= Exercise requirements =
Write out the entire listing below exactly, with the pictures left out.

= Extracted data =
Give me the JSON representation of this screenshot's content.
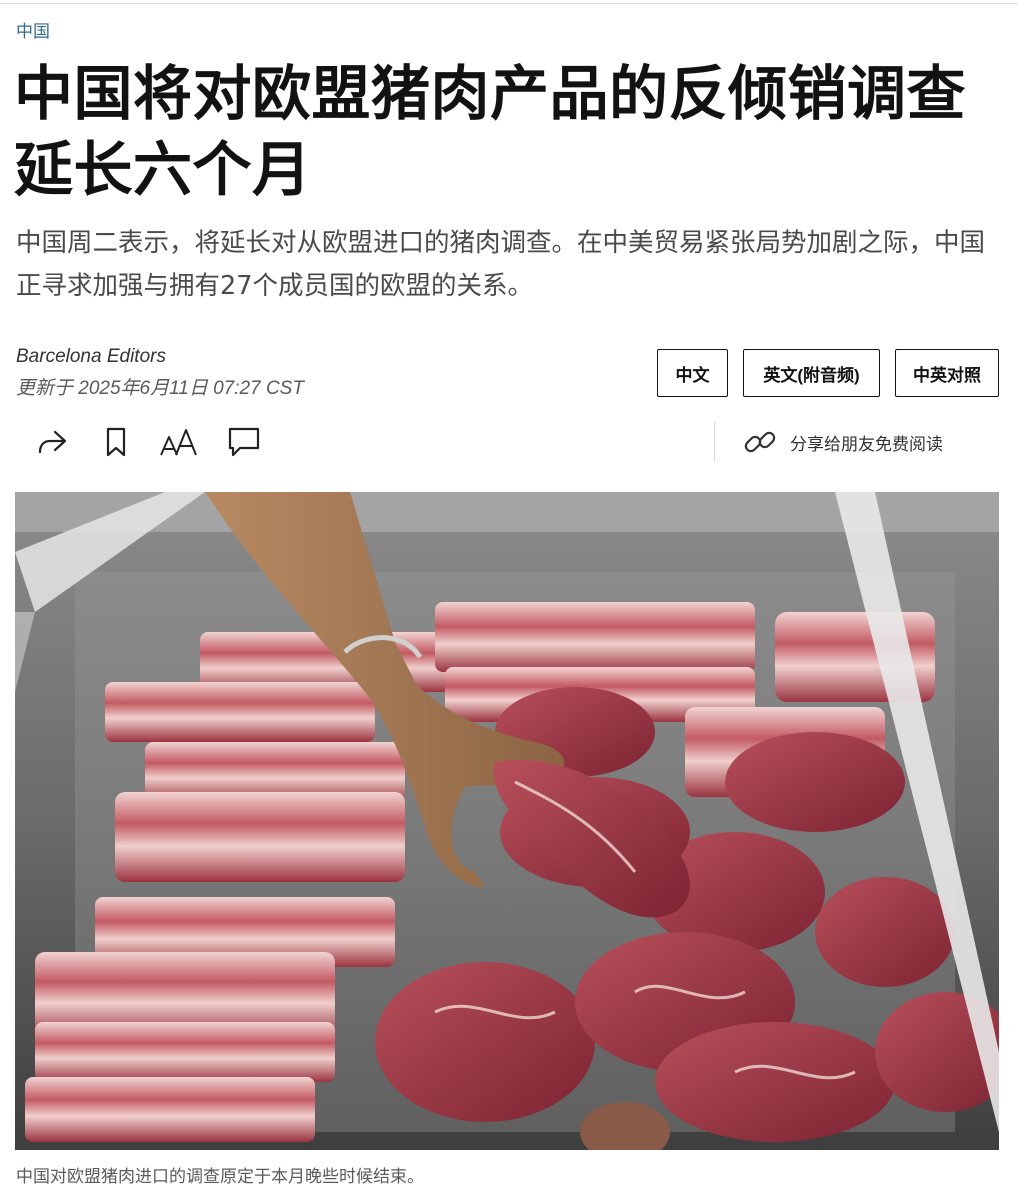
{
  "section": "中国",
  "headline": "中国将对欧盟猪肉产品的反倾销调查延长六个月",
  "summary": "中国周二表示，将延长对从欧盟进口的猪肉调查。在中美贸易紧张局势加剧之际，中国正寻求加强与拥有27个成员国的欧盟的关系。",
  "byline": "Barcelona Editors",
  "updated": "更新于 2025年6月11日 07:27 CST",
  "language_buttons": [
    "中文",
    "英文(附音频)",
    "中英对照"
  ],
  "toolbar": {
    "icons": [
      "share-icon",
      "bookmark-icon",
      "font-size-icon",
      "comment-icon"
    ],
    "gift_icon": "link-icon",
    "gift_label": "分享给朋友免费阅读"
  },
  "photo": {
    "caption": "中国对欧盟猪肉进口的调查原定于本月晚些时候结束。"
  }
}
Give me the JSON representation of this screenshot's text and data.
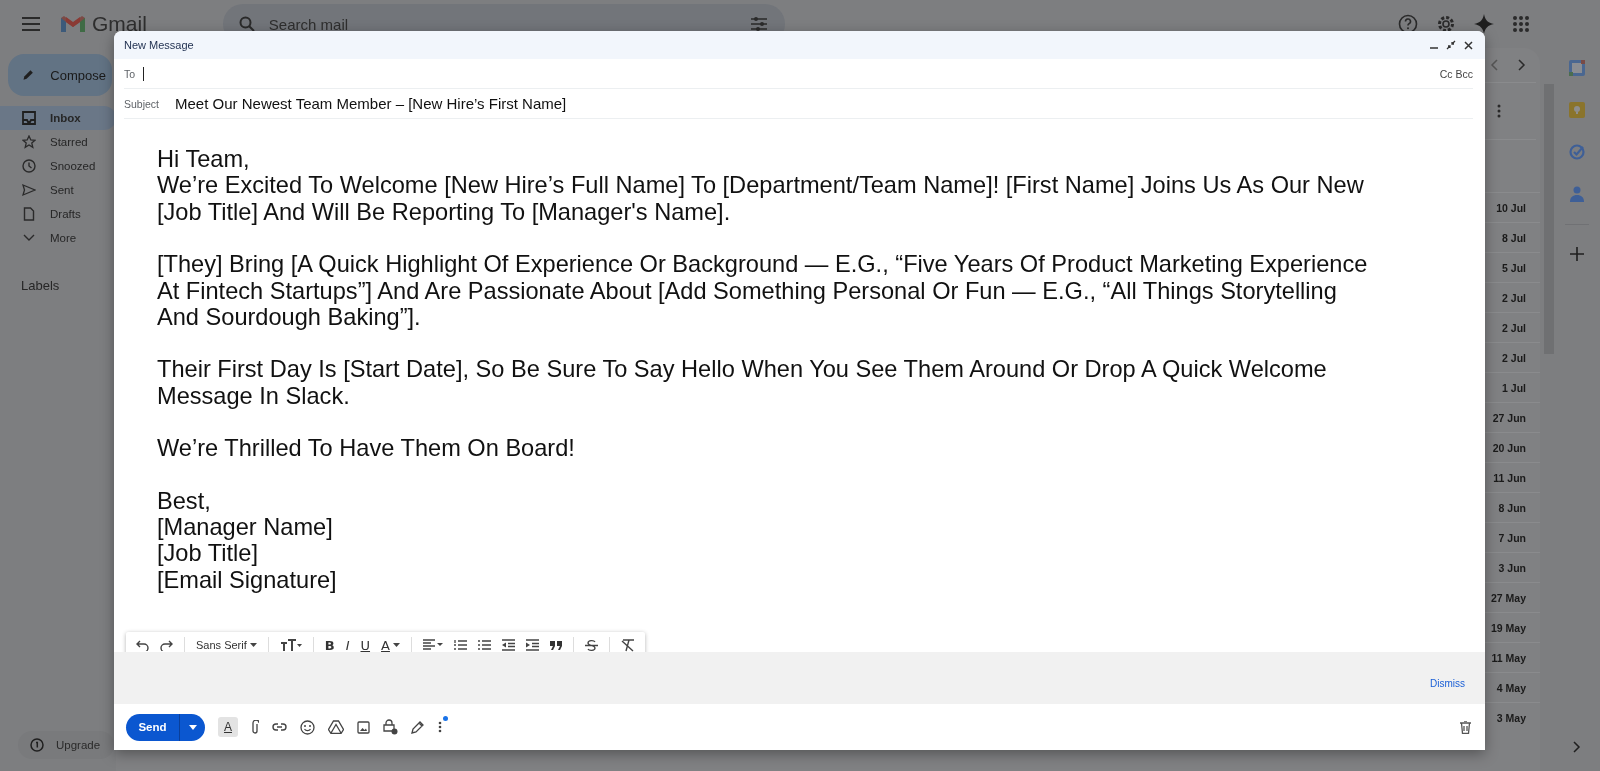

= Result of the exercise =
Give me the JSON representation of this screenshot's content.
{
  "section": "中国",
  "headline": "中国将对欧盟猪肉产品的反倾销调查延长六个月",
  "summary": "中国周二表示，将延长对从欧盟进口的猪肉调查。在中美贸易紧张局势加剧之际，中国正寻求加强与拥有27个成员国的欧盟的关系。",
  "byline": "Barcelona Editors",
  "updated": "更新于 2025年6月11日 07:27 CST",
  "language_buttons": [
    "中文",
    "英文(附音频)",
    "中英对照"
  ],
  "toolbar": {
    "icons": [
      "share-icon",
      "bookmark-icon",
      "font-size-icon",
      "comment-icon"
    ],
    "gift_icon": "link-icon",
    "gift_label": "分享给朋友免费阅读"
  },
  "photo": {
    "caption": "中国对欧盟猪肉进口的调查原定于本月晚些时候结束。"
  }
}
Give me the JSON representation of this screenshot's text and data.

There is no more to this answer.